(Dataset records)
┌────────

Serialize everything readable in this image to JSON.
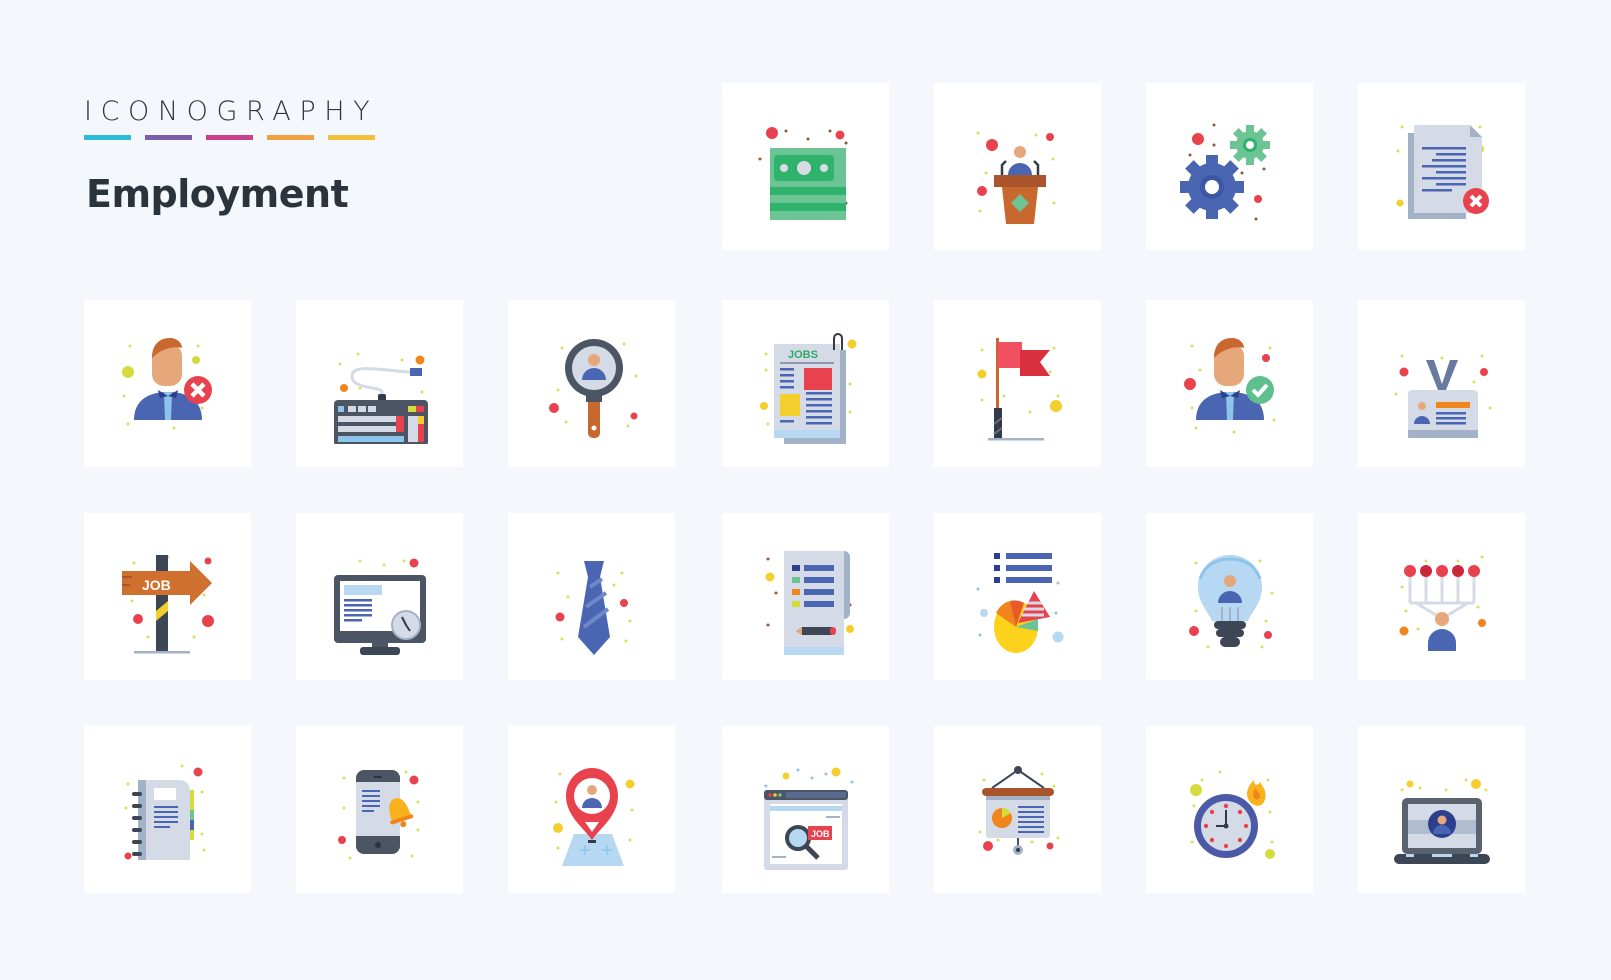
{
  "header": {
    "kicker": "ICONOGRAPHY",
    "title": "Employment",
    "stripe_colors": [
      "#2bbcd8",
      "#7b5ea8",
      "#c8408f",
      "#f0a040",
      "#f2bf3a"
    ]
  },
  "icons": [
    {
      "name": "money-stack-icon"
    },
    {
      "name": "podium-speaker-icon"
    },
    {
      "name": "gears-settings-icon"
    },
    {
      "name": "rejected-document-icon"
    },
    {
      "name": "rejected-candidate-icon"
    },
    {
      "name": "keyboard-icon"
    },
    {
      "name": "search-candidate-icon"
    },
    {
      "name": "jobs-newspaper-icon",
      "label": "JOBS"
    },
    {
      "name": "red-flag-icon"
    },
    {
      "name": "approved-candidate-icon"
    },
    {
      "name": "id-badge-icon"
    },
    {
      "name": "job-signpost-icon",
      "label": "JOB"
    },
    {
      "name": "monitor-clock-icon"
    },
    {
      "name": "necktie-icon"
    },
    {
      "name": "checklist-document-icon"
    },
    {
      "name": "pie-chart-report-icon"
    },
    {
      "name": "idea-bulb-person-icon"
    },
    {
      "name": "candidate-choice-icon"
    },
    {
      "name": "notebook-icon"
    },
    {
      "name": "mobile-notification-icon"
    },
    {
      "name": "location-pin-person-icon"
    },
    {
      "name": "job-search-browser-icon",
      "label": "JOB"
    },
    {
      "name": "presentation-board-icon"
    },
    {
      "name": "deadline-clock-fire-icon"
    },
    {
      "name": "laptop-profile-icon"
    }
  ]
}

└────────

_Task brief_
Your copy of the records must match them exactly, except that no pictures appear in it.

_Output for this exercise_
Serialize everything readable in this image to JSON.
{
  "header": {
    "kicker": "ICONOGRAPHY",
    "title": "Employment",
    "stripe_colors": [
      "#2bbcd8",
      "#7b5ea8",
      "#c8408f",
      "#f0a040",
      "#f2bf3a"
    ]
  },
  "icons": [
    {
      "name": "money-stack-icon"
    },
    {
      "name": "podium-speaker-icon"
    },
    {
      "name": "gears-settings-icon"
    },
    {
      "name": "rejected-document-icon"
    },
    {
      "name": "rejected-candidate-icon"
    },
    {
      "name": "keyboard-icon"
    },
    {
      "name": "search-candidate-icon"
    },
    {
      "name": "jobs-newspaper-icon",
      "label": "JOBS"
    },
    {
      "name": "red-flag-icon"
    },
    {
      "name": "approved-candidate-icon"
    },
    {
      "name": "id-badge-icon"
    },
    {
      "name": "job-signpost-icon",
      "label": "JOB"
    },
    {
      "name": "monitor-clock-icon"
    },
    {
      "name": "necktie-icon"
    },
    {
      "name": "checklist-document-icon"
    },
    {
      "name": "pie-chart-report-icon"
    },
    {
      "name": "idea-bulb-person-icon"
    },
    {
      "name": "candidate-choice-icon"
    },
    {
      "name": "notebook-icon"
    },
    {
      "name": "mobile-notification-icon"
    },
    {
      "name": "location-pin-person-icon"
    },
    {
      "name": "job-search-browser-icon",
      "label": "JOB"
    },
    {
      "name": "presentation-board-icon"
    },
    {
      "name": "deadline-clock-fire-icon"
    },
    {
      "name": "laptop-profile-icon"
    }
  ]
}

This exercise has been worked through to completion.